A California man has pleaded guilty to having profited more than $1 million from insider information provided by his golf buddy, a former senior partner at KPMG LLP in Los Angeles. 

Bryan Shaw, who owned a jewelry store in Encino, Calif., admitted that he used the confidential information provided by Scott London to make illegal stock trades involving public companies including Herbalife Ltd. and Skechers USA. KPMG abruptly resigned as auditor to both companies on April 8, citing concerns that "the firm’s independence has been impacted as a result of" London’s activities. The firm fired London.

On Monday, Shaw pleaded guilty to one count of conspiracy, admitting that he plotted with London to commit securities fraud.

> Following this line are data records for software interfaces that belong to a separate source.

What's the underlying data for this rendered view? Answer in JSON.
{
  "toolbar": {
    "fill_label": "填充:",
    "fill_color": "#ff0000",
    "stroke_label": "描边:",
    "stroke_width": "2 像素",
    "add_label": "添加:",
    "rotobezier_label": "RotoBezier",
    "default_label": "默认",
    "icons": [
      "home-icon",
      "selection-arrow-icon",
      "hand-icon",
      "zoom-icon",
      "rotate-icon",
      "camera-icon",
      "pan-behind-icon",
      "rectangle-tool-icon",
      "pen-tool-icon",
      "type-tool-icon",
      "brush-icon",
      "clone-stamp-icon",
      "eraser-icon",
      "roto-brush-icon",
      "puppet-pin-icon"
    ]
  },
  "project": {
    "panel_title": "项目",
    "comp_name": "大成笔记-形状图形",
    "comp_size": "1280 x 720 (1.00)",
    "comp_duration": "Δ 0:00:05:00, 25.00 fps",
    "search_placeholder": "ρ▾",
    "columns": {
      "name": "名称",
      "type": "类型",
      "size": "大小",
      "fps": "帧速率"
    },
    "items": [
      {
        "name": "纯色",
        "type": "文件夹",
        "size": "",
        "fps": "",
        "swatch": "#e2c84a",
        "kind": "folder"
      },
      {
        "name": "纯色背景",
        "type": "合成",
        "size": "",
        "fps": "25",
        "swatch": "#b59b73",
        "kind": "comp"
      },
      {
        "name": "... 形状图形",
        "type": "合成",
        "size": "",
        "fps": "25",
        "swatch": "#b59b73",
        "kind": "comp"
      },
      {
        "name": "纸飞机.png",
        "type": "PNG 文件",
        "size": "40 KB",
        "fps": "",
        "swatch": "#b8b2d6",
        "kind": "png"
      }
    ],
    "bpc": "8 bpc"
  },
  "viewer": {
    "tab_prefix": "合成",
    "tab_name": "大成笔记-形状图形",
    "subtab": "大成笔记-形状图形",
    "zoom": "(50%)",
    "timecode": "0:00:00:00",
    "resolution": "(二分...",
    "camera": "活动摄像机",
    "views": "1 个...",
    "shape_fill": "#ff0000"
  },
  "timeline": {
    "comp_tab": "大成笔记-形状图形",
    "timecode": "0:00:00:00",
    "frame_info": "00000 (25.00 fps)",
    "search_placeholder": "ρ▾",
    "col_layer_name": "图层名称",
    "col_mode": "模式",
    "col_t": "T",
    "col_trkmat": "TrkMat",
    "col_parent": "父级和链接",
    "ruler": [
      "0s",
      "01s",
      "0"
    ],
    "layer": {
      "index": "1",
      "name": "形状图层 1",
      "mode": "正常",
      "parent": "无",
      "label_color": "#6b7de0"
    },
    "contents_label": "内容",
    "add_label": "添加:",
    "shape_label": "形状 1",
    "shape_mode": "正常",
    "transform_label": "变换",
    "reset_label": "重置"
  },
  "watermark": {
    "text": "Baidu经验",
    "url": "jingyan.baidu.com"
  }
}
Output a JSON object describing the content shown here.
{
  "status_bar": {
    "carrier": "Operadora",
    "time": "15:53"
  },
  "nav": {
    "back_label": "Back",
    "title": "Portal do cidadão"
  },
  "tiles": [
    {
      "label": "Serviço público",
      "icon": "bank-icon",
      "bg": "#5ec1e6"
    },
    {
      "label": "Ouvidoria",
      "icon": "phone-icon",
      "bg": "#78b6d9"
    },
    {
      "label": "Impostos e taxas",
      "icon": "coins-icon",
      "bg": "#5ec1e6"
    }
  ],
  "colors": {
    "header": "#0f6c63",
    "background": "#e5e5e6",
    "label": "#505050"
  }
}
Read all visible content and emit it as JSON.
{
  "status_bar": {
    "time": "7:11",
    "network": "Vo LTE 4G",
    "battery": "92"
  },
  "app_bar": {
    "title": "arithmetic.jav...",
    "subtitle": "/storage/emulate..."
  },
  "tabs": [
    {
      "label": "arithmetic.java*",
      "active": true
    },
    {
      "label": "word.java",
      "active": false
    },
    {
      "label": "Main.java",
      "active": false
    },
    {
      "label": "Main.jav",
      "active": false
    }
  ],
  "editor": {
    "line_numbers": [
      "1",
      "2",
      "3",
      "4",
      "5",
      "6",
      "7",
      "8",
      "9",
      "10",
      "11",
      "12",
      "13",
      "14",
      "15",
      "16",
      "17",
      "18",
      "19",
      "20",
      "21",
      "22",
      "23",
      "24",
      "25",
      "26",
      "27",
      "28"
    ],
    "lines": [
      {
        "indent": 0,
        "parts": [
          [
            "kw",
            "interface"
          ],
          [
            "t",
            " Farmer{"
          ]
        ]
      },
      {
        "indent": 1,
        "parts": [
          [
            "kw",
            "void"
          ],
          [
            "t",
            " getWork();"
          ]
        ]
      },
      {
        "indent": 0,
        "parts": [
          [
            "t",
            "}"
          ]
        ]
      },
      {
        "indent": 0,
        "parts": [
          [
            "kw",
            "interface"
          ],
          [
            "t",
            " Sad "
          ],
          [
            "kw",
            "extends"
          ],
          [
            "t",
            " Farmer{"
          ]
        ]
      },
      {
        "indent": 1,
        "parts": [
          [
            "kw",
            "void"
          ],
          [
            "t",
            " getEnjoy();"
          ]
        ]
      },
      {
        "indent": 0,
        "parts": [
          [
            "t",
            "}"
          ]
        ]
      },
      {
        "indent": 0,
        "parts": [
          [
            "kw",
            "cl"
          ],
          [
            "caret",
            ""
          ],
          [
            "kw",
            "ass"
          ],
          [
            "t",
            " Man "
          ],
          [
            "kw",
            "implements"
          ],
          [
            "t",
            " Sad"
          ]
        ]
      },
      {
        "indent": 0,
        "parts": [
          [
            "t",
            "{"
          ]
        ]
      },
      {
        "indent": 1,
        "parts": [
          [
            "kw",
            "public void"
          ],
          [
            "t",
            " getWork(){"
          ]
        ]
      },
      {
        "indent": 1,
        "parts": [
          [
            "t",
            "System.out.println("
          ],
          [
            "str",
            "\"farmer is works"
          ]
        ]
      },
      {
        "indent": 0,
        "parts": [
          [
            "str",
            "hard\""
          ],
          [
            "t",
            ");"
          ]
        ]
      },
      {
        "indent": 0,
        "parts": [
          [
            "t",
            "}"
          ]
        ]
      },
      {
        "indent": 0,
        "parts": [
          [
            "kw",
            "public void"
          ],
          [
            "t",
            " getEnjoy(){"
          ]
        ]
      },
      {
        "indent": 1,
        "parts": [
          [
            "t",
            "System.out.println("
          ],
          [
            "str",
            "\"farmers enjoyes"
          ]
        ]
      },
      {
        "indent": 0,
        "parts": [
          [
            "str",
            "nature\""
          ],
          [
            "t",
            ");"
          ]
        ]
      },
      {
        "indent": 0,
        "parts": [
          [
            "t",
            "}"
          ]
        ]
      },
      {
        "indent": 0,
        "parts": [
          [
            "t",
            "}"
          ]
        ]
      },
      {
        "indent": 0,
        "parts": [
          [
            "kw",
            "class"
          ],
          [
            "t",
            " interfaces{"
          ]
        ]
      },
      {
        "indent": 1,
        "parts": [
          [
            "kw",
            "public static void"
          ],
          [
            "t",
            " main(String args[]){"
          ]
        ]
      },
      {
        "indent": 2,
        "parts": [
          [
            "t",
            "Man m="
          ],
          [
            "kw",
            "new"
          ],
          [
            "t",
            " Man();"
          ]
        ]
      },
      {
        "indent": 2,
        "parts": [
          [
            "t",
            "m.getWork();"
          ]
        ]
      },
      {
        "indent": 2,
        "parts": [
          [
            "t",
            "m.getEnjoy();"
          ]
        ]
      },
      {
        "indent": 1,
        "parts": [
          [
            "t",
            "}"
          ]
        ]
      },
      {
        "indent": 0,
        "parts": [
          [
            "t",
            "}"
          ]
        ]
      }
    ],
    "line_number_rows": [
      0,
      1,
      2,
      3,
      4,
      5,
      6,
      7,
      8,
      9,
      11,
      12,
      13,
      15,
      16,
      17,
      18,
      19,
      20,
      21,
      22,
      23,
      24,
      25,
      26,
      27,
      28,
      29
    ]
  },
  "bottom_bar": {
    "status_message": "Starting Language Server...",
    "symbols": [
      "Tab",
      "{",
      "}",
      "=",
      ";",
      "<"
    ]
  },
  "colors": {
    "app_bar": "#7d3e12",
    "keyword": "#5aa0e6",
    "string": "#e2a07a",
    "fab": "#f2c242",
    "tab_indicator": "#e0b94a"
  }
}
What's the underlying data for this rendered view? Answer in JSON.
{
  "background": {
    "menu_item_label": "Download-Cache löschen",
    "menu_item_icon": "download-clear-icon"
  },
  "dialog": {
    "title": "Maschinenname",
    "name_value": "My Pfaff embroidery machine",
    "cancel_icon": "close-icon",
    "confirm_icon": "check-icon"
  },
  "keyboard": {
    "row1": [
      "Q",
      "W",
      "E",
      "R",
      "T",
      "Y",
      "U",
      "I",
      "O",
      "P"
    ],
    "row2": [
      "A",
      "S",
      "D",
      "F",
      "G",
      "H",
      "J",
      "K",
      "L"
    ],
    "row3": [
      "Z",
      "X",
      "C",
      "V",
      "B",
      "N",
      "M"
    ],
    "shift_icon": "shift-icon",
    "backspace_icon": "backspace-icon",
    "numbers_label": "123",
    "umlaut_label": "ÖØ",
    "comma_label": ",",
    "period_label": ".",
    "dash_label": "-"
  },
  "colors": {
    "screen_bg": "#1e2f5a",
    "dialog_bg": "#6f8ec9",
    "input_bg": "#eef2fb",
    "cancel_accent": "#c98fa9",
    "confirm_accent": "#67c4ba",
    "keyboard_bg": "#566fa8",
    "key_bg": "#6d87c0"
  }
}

"As part of Mr. Shaw’s ongoing efforts of cooperation with the government, he has agreed to enter into a plea agreement and plead guilty to the filed conspiracy charge," his attorney, Nathan Hochman, a partner at Bingham McCutchen in Santa Monica, Calif., said.

Shaw agreed to disgorge nearly $1.3 million in illegal stock trades. He admitted that he gave London more than $60,000 cash, often in bags of $100 bills on streets near his jewelry store, in exchange for confidential information about KPMG’s clients. He also admitted that he gave London a $12,000 Rolex watch, jewelry and concert tickets.

Shaw faces up to five years in prison and a $250,000 fine.

London, former chief of KPMG’s audit practice for the southwestern United States, was charged on April 11 with one count of conspiracy to commit securities fraud. He is due to enter a plea on May 17.

"These two men were close friends who shared dinners, concerts, sporting events and secret information that brought profits to each of them," U.S. Attorney André Birotte Jr. said in a prepared statement. "London provided, and Shaw was all too happy to use, proprietary information that should have remained confidential. These men broke ethical rules and criminal laws for the sole purpose of lining their pockets with illegal profits."

According to federal prosecutors, Shaw provided investigators with recorded telephone conversations in which London passed along confidential information, often from press release drafts, about Herbalife and Deckers Outdoor Corp. Shaw also was cooperating with the FBI during two cash exchanges.

The U.S. Securities and Exchange Commission also has filed charges against both men. In that case, Shaw admitted his "incredibly stupid actions."

"There is no excuse for my wrongful conduct," he wrote. "I expect that my actions will result in significant civil and criminal consequences, but I realize that this is the painful price I will pay for my transgressions."

Contact Amanda Bronstad at abronstad@alm.com.